Success with the chicken stuffed chicken wrapped in chicken skin. Now just have to figure out what to serve with it.
Question: What do I do when I’m snowed in?
Answer: Debone a whole chicken and reconstruct it into pretty chicken roulades.
This is one of the craziest things I’ve ever done with food. Apparently its a very classically french dish. Its also part of the dish that I won a bronze medal for in a prior food competition. I planned on doing it as part of a midterm that was supposed to happen on Monday, but that didn’t really end up happening because of the snow. There is though something beautiful in using the entire chicken (not wasting a single bit) to make this dish.
The first step is deboning the chicken. Not to brag or anything but I can butcher a whole chicken down to five pieces (carcass, two breasts, and leg/thigh quarters) in 3 minutes flat. Still trying to tighten up that time because that is the easy part.

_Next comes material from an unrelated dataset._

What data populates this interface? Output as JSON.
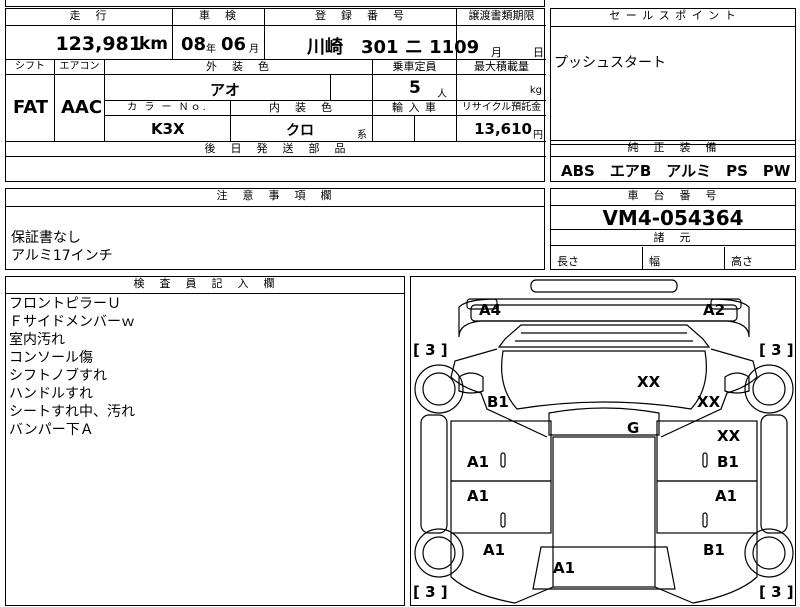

The carcass (with the wings still attached) can be used to make a quick chicken stock. The breasts should be pounded down using a mallet and a piece of saran wrap to about 1/2″ thick; the tenderloin part of the breast can be cut off and reserved for the forcemeat. The tricky part of this step is deboning the leg/thigh quarters. There are lots of suggestions for how to do this best — I have a video of one of my chefs demoing this. Maybe with his permission, I’ll post it. The skin from both the breasts and leg/thigh quarters should be saved to wrap the roulades.
The second step is making the forcemeat or as some call it chicken mousse (yum…) which is made from the deboned leg/thigh meat and breast tenderloin. To this I add two tablespoons of my spice rub (simple mix of 1 tbsp salt, 1 tbsp ground black pepper, 1 tsp onion powder, 1 tsp garlic powder, 1/2 tsp sage, 1 tsp thyme — goes great with most things since its pretty neutral). Add the meat and the spice rub into a food processor and grind meat. Should look something like the ground meat you’d buy in a store. Then while the food processor is on, slowly add cream. I’m terrible with measurements but have discovered that three seconds of steady pouring is the perfect amount. This will make this beautiful, creamy, chicken mousse.
Lay down each chicken breast on a piece of saran wrap. Now take some spice rub and sprinkle on the chicken breasts. Spoon enough of the forcemeat onto each chicken breast and roll the chicken breast around this using the saran wrap to help keep a circular shape. A useful tip is to roll each end of the saran wrap in opposite directions. This produces nice tight rolls. Let these sit in the refrigerator to chill for a bit. This is the perfect time to make the chicken stock!
When ready to cook, unwrap the saran wrap, the chicken roulades should have retained their shape. Wrap the roulades in the chicken skin and place on a roasting rack. Roast at 375F for about 25 minutes. Pull when temperature reads at least 155F. At this point, a little butter can be painted onto the skin to get it to brown. Broil the chicken at 450F for only a minute or two and then remove from heat and cover to let meat rest.
I’m still trying to figure out ways to tighten up this dish, my fellow competitor uses a sage leave to give the dish a little more color. I’m thinking though maybe of adding spinach or maybe cheese?